Although the initial theory is that the combination of seconds allows you to receive more oxygen than normal and that makes you relax, what we can be sure of is that when we breathe deeply and calmly our whole body relaxes and we begin to disconnect.
The same creator of the method “4-7-8-8” recommends practicing this trick for a month at a time, as this way we will be able to master it perfectly.
In addition, it is a relaxation technique that can be applied at any time of the day if we are too stressed or accelerated.
Good habits for better sleep
Always keep to a routine and try to go to sleep at the same time each day.
Foods containing tryptophan help you relax: milk, banana, pineapple, eggs, chicken…
After dinner, forget about your cell phone and any screen. The alarm clock, better with batteries.
If you’re having trouble falling asleep, don’t look at the time and don’t wander around in bed. Read for a while, for example.
Try to keep your room warm.
Don’t take off your sleeping socks.
A study published in Nature by Swiss researchers argues that warm hands and feet are the best predictors of fast sleep.
In the experiment, the participants slept with a hot water bottle on their feet, which caused the blood vessels on the surface of the skin to dilate.
This causes an increase in the temperature of the extremities, but a decrease in the trunk and main organs, thus stimulating the production of melatonin.

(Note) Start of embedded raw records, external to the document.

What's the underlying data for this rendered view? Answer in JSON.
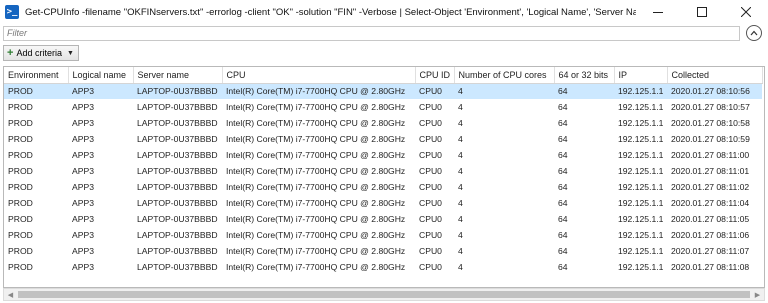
{
  "window": {
    "title": "Get-CPUInfo -filename \"OKFINservers.txt\" -errorlog -client \"OK\" -solution \"FIN\" -Verbose | Select-Object 'Environment', 'Logical Name', 'Server Name', 'CP...",
    "icon_glyph": ">_",
    "controls": [
      "minimize-icon",
      "maximize-icon",
      "close-icon"
    ]
  },
  "filter": {
    "placeholder": "Filter",
    "value": ""
  },
  "criteria": {
    "label": "Add criteria"
  },
  "table": {
    "columns": [
      "Environment",
      "Logical name",
      "Server name",
      "CPU",
      "CPU ID",
      "Number of CPU cores",
      "64 or 32 bits",
      "IP",
      "Collected"
    ],
    "selected_row": 0,
    "rows": [
      [
        "PROD",
        "APP3",
        "LAPTOP-0U37BBBD",
        "Intel(R) Core(TM) i7-7700HQ CPU @ 2.80GHz",
        "CPU0",
        "4",
        "64",
        "192.125.1.1",
        "2020.01.27 08:10:56"
      ],
      [
        "PROD",
        "APP3",
        "LAPTOP-0U37BBBD",
        "Intel(R) Core(TM) i7-7700HQ CPU @ 2.80GHz",
        "CPU0",
        "4",
        "64",
        "192.125.1.1",
        "2020.01.27 08:10:57"
      ],
      [
        "PROD",
        "APP3",
        "LAPTOP-0U37BBBD",
        "Intel(R) Core(TM) i7-7700HQ CPU @ 2.80GHz",
        "CPU0",
        "4",
        "64",
        "192.125.1.1",
        "2020.01.27 08:10:58"
      ],
      [
        "PROD",
        "APP3",
        "LAPTOP-0U37BBBD",
        "Intel(R) Core(TM) i7-7700HQ CPU @ 2.80GHz",
        "CPU0",
        "4",
        "64",
        "192.125.1.1",
        "2020.01.27 08:10:59"
      ],
      [
        "PROD",
        "APP3",
        "LAPTOP-0U37BBBD",
        "Intel(R) Core(TM) i7-7700HQ CPU @ 2.80GHz",
        "CPU0",
        "4",
        "64",
        "192.125.1.1",
        "2020.01.27 08:11:00"
      ],
      [
        "PROD",
        "APP3",
        "LAPTOP-0U37BBBD",
        "Intel(R) Core(TM) i7-7700HQ CPU @ 2.80GHz",
        "CPU0",
        "4",
        "64",
        "192.125.1.1",
        "2020.01.27 08:11:01"
      ],
      [
        "PROD",
        "APP3",
        "LAPTOP-0U37BBBD",
        "Intel(R) Core(TM) i7-7700HQ CPU @ 2.80GHz",
        "CPU0",
        "4",
        "64",
        "192.125.1.1",
        "2020.01.27 08:11:02"
      ],
      [
        "PROD",
        "APP3",
        "LAPTOP-0U37BBBD",
        "Intel(R) Core(TM) i7-7700HQ CPU @ 2.80GHz",
        "CPU0",
        "4",
        "64",
        "192.125.1.1",
        "2020.01.27 08:11:04"
      ],
      [
        "PROD",
        "APP3",
        "LAPTOP-0U37BBBD",
        "Intel(R) Core(TM) i7-7700HQ CPU @ 2.80GHz",
        "CPU0",
        "4",
        "64",
        "192.125.1.1",
        "2020.01.27 08:11:05"
      ],
      [
        "PROD",
        "APP3",
        "LAPTOP-0U37BBBD",
        "Intel(R) Core(TM) i7-7700HQ CPU @ 2.80GHz",
        "CPU0",
        "4",
        "64",
        "192.125.1.1",
        "2020.01.27 08:11:06"
      ],
      [
        "PROD",
        "APP3",
        "LAPTOP-0U37BBBD",
        "Intel(R) Core(TM) i7-7700HQ CPU @ 2.80GHz",
        "CPU0",
        "4",
        "64",
        "192.125.1.1",
        "2020.01.27 08:11:07"
      ],
      [
        "PROD",
        "APP3",
        "LAPTOP-0U37BBBD",
        "Intel(R) Core(TM) i7-7700HQ CPU @ 2.80GHz",
        "CPU0",
        "4",
        "64",
        "192.125.1.1",
        "2020.01.27 08:11:08"
      ]
    ]
  },
  "colors": {
    "selection": "#cce8ff",
    "icon_blue": "#1565c0",
    "plus_green": "#2e7d32",
    "grid_border": "#b9b9b9"
  }
}
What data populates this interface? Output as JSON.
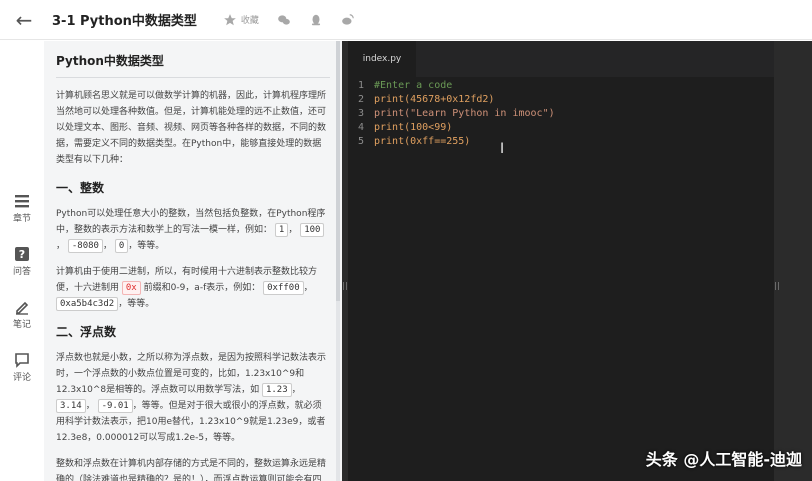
{
  "header": {
    "title": "3-1 Python中数据类型",
    "favorite_label": "收藏"
  },
  "rail": [
    {
      "label": "章节"
    },
    {
      "label": "问答"
    },
    {
      "label": "笔记"
    },
    {
      "label": "评论"
    }
  ],
  "article": {
    "title": "Python中数据类型",
    "intro": "计算机顾名思义就是可以做数学计算的机器，因此，计算机程序理所当然地可以处理各种数值。但是，计算机能处理的远不止数值，还可以处理文本、图形、音频、视频、网页等各种各样的数据，不同的数据，需要定义不同的数据类型。在Python中，能够直接处理的数据类型有以下几种：",
    "sec1_title": "一、整数",
    "sec1_p1_a": "Python可以处理任意大小的整数，当然包括负整数，在Python程序中，整数的表示方法和数学上的写法一模一样，例如：",
    "sec1_c1": "1",
    "sec1_c2": "100",
    "sec1_c3": "-8080",
    "sec1_c4": "0",
    "sec1_p1_end": "，等等。",
    "sec1_p2_a": "计算机由于使用二进制，所以，有时候用十六进制表示整数比较方便，十六进制用",
    "sec1_c5": "0x",
    "sec1_p2_b": "前缀和0-9，a-f表示，例如：",
    "sec1_c6": "0xff00",
    "sec1_c7": "0xa5b4c3d2",
    "sec1_p2_end": "，等等。",
    "sec2_title": "二、浮点数",
    "sec2_p1_a": "浮点数也就是小数，之所以称为浮点数，是因为按照科学记数法表示时，一个浮点数的小数点位置是可变的，比如，1.23x10^9和12.3x10^8是相等的。浮点数可以用数学写法，如",
    "sec2_c1": "1.23",
    "sec2_c2": "3.14",
    "sec2_c3": "-9.01",
    "sec2_p1_b": "，等等。但是对于很大或很小的浮点数，就必须用科学计数法表示，把10用e替代，1.23x10^9就是1.23e9，或者12.3e8，0.000012可以写成1.2e-5，等等。",
    "sec2_p2": "整数和浮点数在计算机内部存储的方式是不同的，整数运算永远是精确的（除法难道也是精确的？是的！），而浮点数运算则可能会有四"
  },
  "editor": {
    "tab": "index.py",
    "lines": [
      {
        "n": "1",
        "text": "#Enter a code"
      },
      {
        "n": "2",
        "text": "print(45678+0x12fd2)"
      },
      {
        "n": "3",
        "text": "print(\"Learn Python in imooc\")"
      },
      {
        "n": "4",
        "text": "print(100<99)"
      },
      {
        "n": "5",
        "text": "print(0xff==255)"
      }
    ]
  },
  "watermark": "头条 @人工智能-迪迦"
}
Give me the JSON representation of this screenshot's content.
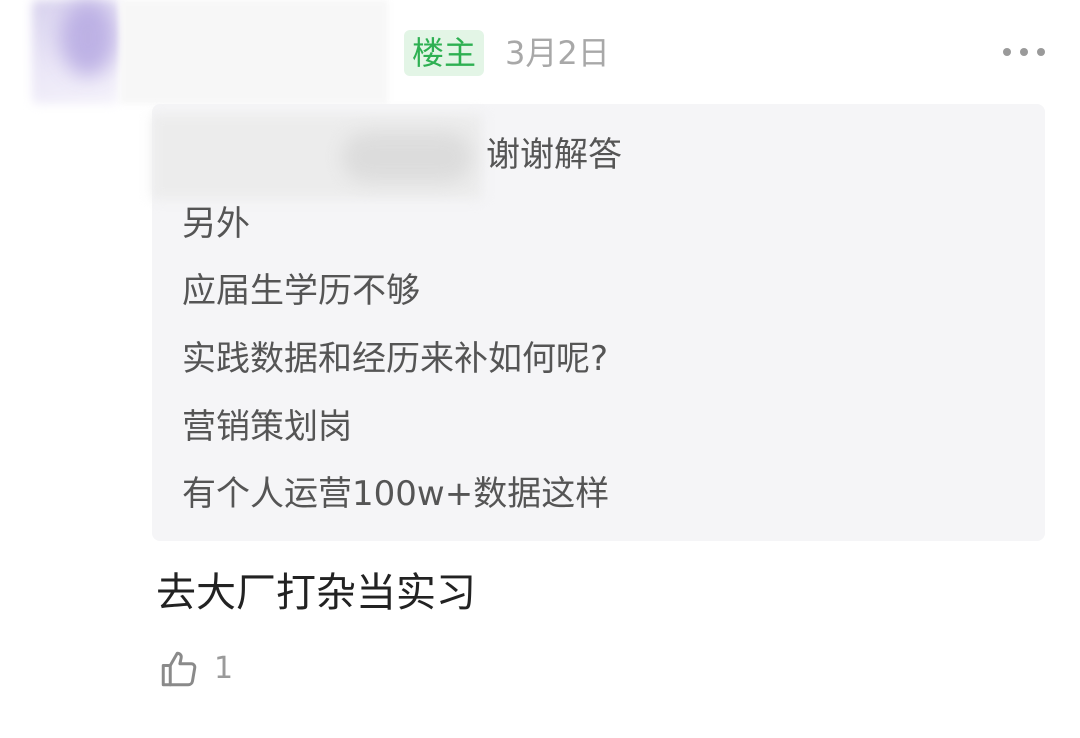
{
  "post": {
    "username": "",
    "op_badge": "楼主",
    "date": "3月2日"
  },
  "quote": {
    "first_line": "谢谢解答",
    "lines": [
      "另外",
      "应届生学历不够",
      "实践数据和经历来补如何呢?",
      "营销策划岗",
      "有个人运营100w+数据这样"
    ]
  },
  "reply": {
    "text": "去大厂打杂当实习"
  },
  "actions": {
    "like_icon": "thumbs-up-icon",
    "like_count": "1",
    "more_icon": "more-dots-icon"
  },
  "colors": {
    "op_badge_bg": "#e3f5e6",
    "op_badge_text": "#2eb052",
    "quote_bg": "#f5f5f7",
    "muted_text": "#a8a8a8"
  }
}
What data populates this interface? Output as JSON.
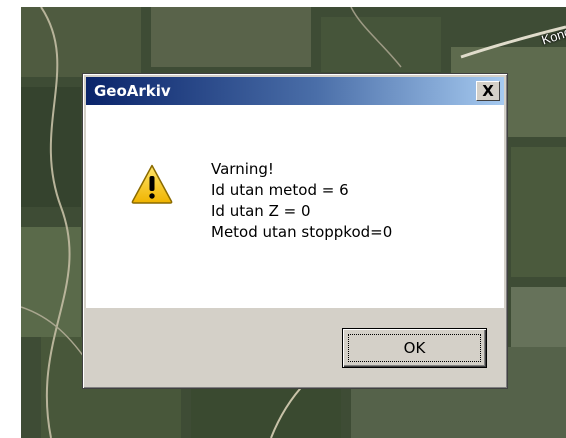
{
  "background": {
    "map_label": "Kong"
  },
  "dialog": {
    "title": "GeoArkiv",
    "close_symbol": "X",
    "icon": "warning-icon",
    "message_lines": [
      "Varning!",
      "Id utan metod = 6",
      "Id utan Z = 0",
      "Metod utan stoppkod=0"
    ],
    "ok_label": "OK"
  },
  "colors": {
    "titlebar_start": "#0a246a",
    "titlebar_end": "#a6caf0",
    "dialog_face": "#d4d0c8",
    "warning_yellow": "#f5c400"
  }
}
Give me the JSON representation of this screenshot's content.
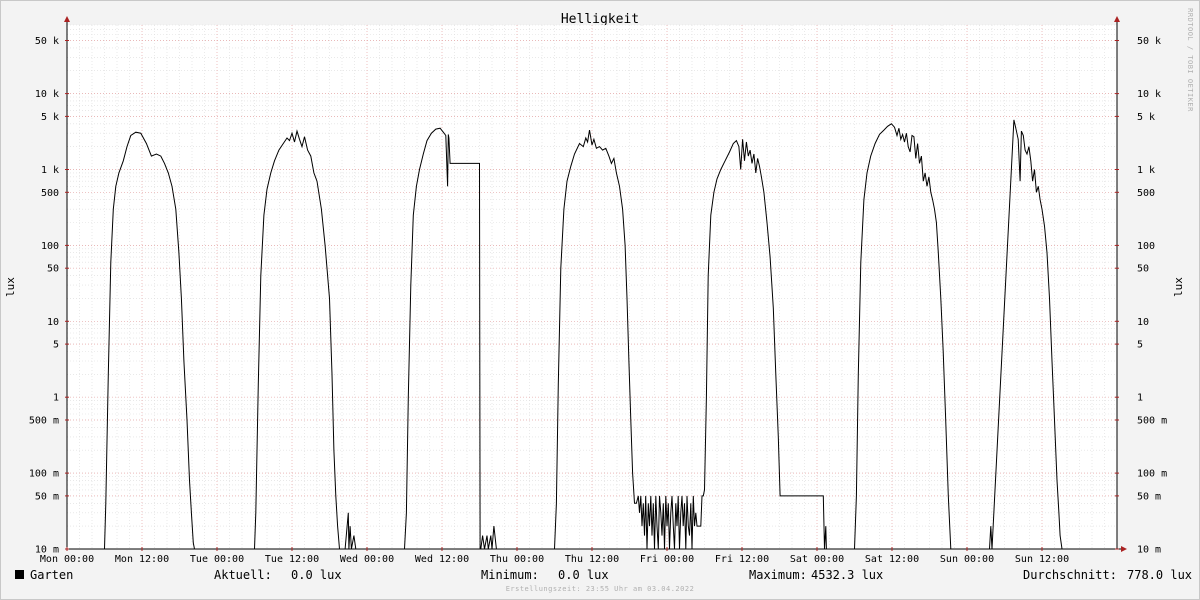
{
  "chart_data": {
    "type": "line",
    "title": "Helligkeit",
    "ylabel": "lux",
    "ylabel_right": "lux",
    "y_scale": "log",
    "ylim": [
      0.01,
      80000
    ],
    "y_ticks": [
      {
        "value": 50000,
        "label": "50 k"
      },
      {
        "value": 10000,
        "label": "10 k"
      },
      {
        "value": 5000,
        "label": "5 k"
      },
      {
        "value": 1000,
        "label": "1 k"
      },
      {
        "value": 500,
        "label": "500"
      },
      {
        "value": 100,
        "label": "100"
      },
      {
        "value": 50,
        "label": "50"
      },
      {
        "value": 10,
        "label": "10"
      },
      {
        "value": 5,
        "label": "5"
      },
      {
        "value": 1,
        "label": "1"
      },
      {
        "value": 0.5,
        "label": "500 m"
      },
      {
        "value": 0.1,
        "label": "100 m"
      },
      {
        "value": 0.05,
        "label": "50 m"
      },
      {
        "value": 0.01,
        "label": "10 m"
      }
    ],
    "x_unit": "hours since Mon 00:00",
    "xlim": [
      0,
      168
    ],
    "x_ticks": [
      {
        "value": 0,
        "label": "Mon 00:00"
      },
      {
        "value": 12,
        "label": "Mon 12:00"
      },
      {
        "value": 24,
        "label": "Tue 00:00"
      },
      {
        "value": 36,
        "label": "Tue 12:00"
      },
      {
        "value": 48,
        "label": "Wed 00:00"
      },
      {
        "value": 60,
        "label": "Wed 12:00"
      },
      {
        "value": 72,
        "label": "Thu 00:00"
      },
      {
        "value": 84,
        "label": "Thu 12:00"
      },
      {
        "value": 96,
        "label": "Fri 00:00"
      },
      {
        "value": 108,
        "label": "Fri 12:00"
      },
      {
        "value": 120,
        "label": "Sat 00:00"
      },
      {
        "value": 132,
        "label": "Sat 12:00"
      },
      {
        "value": 144,
        "label": "Sun 00:00"
      },
      {
        "value": 156,
        "label": "Sun 12:00"
      }
    ],
    "grid": true,
    "series": [
      {
        "name": "Garten",
        "color": "#000000",
        "x": [
          6.0,
          6.2,
          6.6,
          7.0,
          7.4,
          7.8,
          8.3,
          9.0,
          9.6,
          10.2,
          11.0,
          11.8,
          12.7,
          13.5,
          14.3,
          15.0,
          15.6,
          16.2,
          16.8,
          17.4,
          17.9,
          18.3,
          18.7,
          19.2,
          19.6,
          19.9,
          20.2,
          20.4,
          20.7,
          21.0,
          30.0,
          30.2,
          30.6,
          31.0,
          31.5,
          32.0,
          32.6,
          33.2,
          33.9,
          34.6,
          35.2,
          35.6,
          36.0,
          36.4,
          36.8,
          37.2,
          37.6,
          38.0,
          38.5,
          39.0,
          39.5,
          40.0,
          40.7,
          41.3,
          42.0,
          42.4,
          42.7,
          43.0,
          43.3,
          43.6,
          44.0,
          44.2,
          44.5,
          45.0,
          45.1,
          45.3,
          45.5,
          45.9,
          46.2,
          54.0,
          54.3,
          54.6,
          55.0,
          55.4,
          55.9,
          56.4,
          57.0,
          57.6,
          58.3,
          59.0,
          59.7,
          60.2,
          60.6,
          60.9,
          61.0,
          61.1,
          61.3,
          61.6,
          62.0,
          62.4,
          62.8,
          64.0,
          65.0,
          66.0,
          66.1,
          66.2,
          66.5,
          66.8,
          67.2,
          67.4,
          67.8,
          68.0,
          68.3,
          68.7,
          78.0,
          78.3,
          78.6,
          79.0,
          79.5,
          80.0,
          80.6,
          81.2,
          82.0,
          82.6,
          83.0,
          83.3,
          83.6,
          84.0,
          84.3,
          84.7,
          85.2,
          85.7,
          86.2,
          86.7,
          87.1,
          87.5,
          87.9,
          88.4,
          88.9,
          89.3,
          89.6,
          89.9,
          90.2,
          90.5,
          90.8,
          91.1,
          91.4,
          91.6,
          91.8,
          92.0,
          92.2,
          92.4,
          92.6,
          92.8,
          93.0,
          93.2,
          93.4,
          93.6,
          93.8,
          94.0,
          94.2,
          94.4,
          94.6,
          94.8,
          95.0,
          95.2,
          95.4,
          95.6,
          95.8,
          96.0,
          96.2,
          96.4,
          96.6,
          96.8,
          97.0,
          97.2,
          97.4,
          97.6,
          97.8,
          98.0,
          98.2,
          98.4,
          98.6,
          98.8,
          99.0,
          99.2,
          99.4,
          99.6,
          99.8,
          100.0,
          100.2,
          100.4,
          100.6,
          100.8,
          101.0,
          101.2,
          101.4,
          101.6,
          101.8,
          102.0,
          102.3,
          102.6,
          103.0,
          103.5,
          104.0,
          104.6,
          105.3,
          106.0,
          106.6,
          107.1,
          107.5,
          107.8,
          108.1,
          108.4,
          108.7,
          109.0,
          109.3,
          109.6,
          109.9,
          110.2,
          110.5,
          110.8,
          111.1,
          111.5,
          112.0,
          112.5,
          113.0,
          113.4,
          113.8,
          114.1,
          114.4,
          114.7,
          115.0,
          116.8,
          117.0,
          117.2,
          117.4,
          118.0,
          119.0,
          120.0,
          121.0,
          121.2,
          121.4,
          121.5,
          126.0,
          126.3,
          126.6,
          127.0,
          127.5,
          128.0,
          128.6,
          129.3,
          130.0,
          130.7,
          131.3,
          131.9,
          132.4,
          132.8,
          133.1,
          133.4,
          133.7,
          134.0,
          134.3,
          134.6,
          134.9,
          135.2,
          135.5,
          135.8,
          136.1,
          136.4,
          136.7,
          137.0,
          137.3,
          137.6,
          137.9,
          138.2,
          138.5,
          138.8,
          139.1,
          139.4,
          139.8,
          140.2,
          140.6,
          141.0,
          141.4,
          141.7,
          142.0,
          142.3,
          142.6,
          147.6,
          147.8,
          148.0,
          151.5,
          151.8,
          152.2,
          152.5,
          152.7,
          153.0,
          153.3,
          153.6,
          153.9,
          154.2,
          154.5,
          154.8,
          155.1,
          155.4,
          155.7,
          156.0,
          156.4,
          156.8,
          157.2,
          157.6,
          158.0,
          158.4,
          158.7,
          158.9,
          159.2,
          159.4,
          159.8
        ],
        "y": [
          0.01,
          0.04,
          2.0,
          60,
          300,
          600,
          900,
          1300,
          2000,
          2800,
          3100,
          3000,
          2200,
          1500,
          1600,
          1500,
          1200,
          900,
          600,
          300,
          80,
          20,
          3,
          0.5,
          0.08,
          0.03,
          0.012,
          0.01,
          0.01,
          0.01,
          0.01,
          0.03,
          1.5,
          40,
          250,
          550,
          900,
          1300,
          1800,
          2200,
          2600,
          2400,
          3000,
          2300,
          3200,
          2500,
          2000,
          2700,
          1800,
          1500,
          900,
          700,
          300,
          100,
          20,
          2,
          0.2,
          0.05,
          0.02,
          0.01,
          0.01,
          0.01,
          0.01,
          0.03,
          0.01,
          0.02,
          0.01,
          0.015,
          0.01,
          0.01,
          0.03,
          1.0,
          30,
          250,
          600,
          1000,
          1600,
          2400,
          3000,
          3400,
          3500,
          3100,
          2800,
          600,
          2900,
          2600,
          1200,
          1200,
          1200,
          1200,
          1200,
          1200,
          1200,
          1200,
          0.01,
          0.01,
          0.015,
          0.01,
          0.015,
          0.01,
          0.015,
          0.01,
          0.02,
          0.01,
          0.01,
          0.04,
          1.5,
          50,
          300,
          700,
          1100,
          1600,
          2200,
          2000,
          2600,
          2300,
          3300,
          2100,
          2500,
          1900,
          2000,
          1800,
          1900,
          1500,
          1200,
          1400,
          900,
          600,
          300,
          100,
          20,
          3,
          0.5,
          0.1,
          0.04,
          0.04,
          0.05,
          0.03,
          0.05,
          0.02,
          0.04,
          0.015,
          0.05,
          0.01,
          0.04,
          0.02,
          0.05,
          0.015,
          0.04,
          0.01,
          0.05,
          0.02,
          0.01,
          0.05,
          0.03,
          0.015,
          0.04,
          0.01,
          0.05,
          0.02,
          0.04,
          0.01,
          0.03,
          0.05,
          0.02,
          0.01,
          0.04,
          0.02,
          0.05,
          0.01,
          0.03,
          0.05,
          0.02,
          0.04,
          0.01,
          0.05,
          0.02,
          0.015,
          0.04,
          0.01,
          0.05,
          0.02,
          0.03,
          0.02,
          0.02,
          0.02,
          0.02,
          0.05,
          0.05,
          0.06,
          1.0,
          40,
          250,
          500,
          750,
          1000,
          1300,
          1700,
          2200,
          2400,
          2000,
          1000,
          2500,
          1300,
          2300,
          1500,
          1800,
          1200,
          1600,
          900,
          1400,
          1100,
          800,
          500,
          200,
          70,
          15,
          2,
          0.3,
          0.05,
          0.05,
          0.05,
          0.05,
          0.05,
          0.05,
          0.05,
          0.05,
          0.05,
          0.05,
          0.05,
          0.05,
          0.01,
          0.02,
          0.01,
          0.01,
          0.05,
          2.0,
          60,
          400,
          900,
          1500,
          2200,
          2900,
          3300,
          3700,
          4000,
          3600,
          2800,
          3500,
          2500,
          2900,
          2300,
          3000,
          2000,
          1700,
          2800,
          2700,
          1400,
          2200,
          1200,
          1500,
          700,
          900,
          600,
          800,
          500,
          400,
          300,
          200,
          80,
          20,
          4,
          0.5,
          0.05,
          0.01,
          0.01,
          0.01,
          0.01,
          0.01,
          0.01,
          0.02,
          0.01,
          4500,
          3500,
          2500,
          700,
          3200,
          2800,
          1800,
          1600,
          2000,
          1300,
          700,
          1000,
          500,
          600,
          400,
          300,
          180,
          80,
          20,
          3,
          0.5,
          0.08,
          0.03,
          0.015,
          0.01,
          0.01,
          0.01
        ]
      }
    ],
    "legend_position": "bottom-left"
  },
  "legend": {
    "series_label": "Garten",
    "current_label": "Aktuell:",
    "current_value": "0.0 lux",
    "min_label": "Minimum:",
    "min_value": "0.0 lux",
    "max_label": "Maximum:",
    "max_value": "4532.3 lux",
    "avg_label": "Durchschnitt:",
    "avg_value": "778.0 lux"
  },
  "watermark": "RRDTOOL / TOBI OETIKER",
  "created": "Erstellungszeit: 23:55 Uhr am 03.04.2022",
  "colors": {
    "background": "#f3f3f3",
    "plot_bg": "#ffffff",
    "grid_minor": "#e0e0e0",
    "grid_major": "#e8a8a8",
    "line": "#000000",
    "axis": "#aa2222"
  }
}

Wash your face with very cold water
If you are very anxious for any reason, dipping your face in ice water for 30 seconds will activate the mammalian immersion reflex.
Cold water contact with the face causes an immediate drop in heart rate and blood pressure.
This particular reflection of aquatic mammals, but also present in waterfowl and other mammals, including humans, allows us to stay longer underwater, optimizing oxygen consumption.
As we have already said, the decrease in heart rate predisposes our body to sleep.
And finally, a little romance. Well, this advice really has nothing to do with a romantic dinner, but if you have a partner he or she will surely appreciate this gesture on your part. The less exposure to artificial light before sleeping, the better.
It’s as simple as that. Some parents ask me if the iPad or the consoles are bad for the kids and I always tell them the same thing: in short, no, but before going to sleep out little screens.
Numerous Harvard Health publications show that this type of light suppresses the production of melatonin, especially from LED displays and lamps.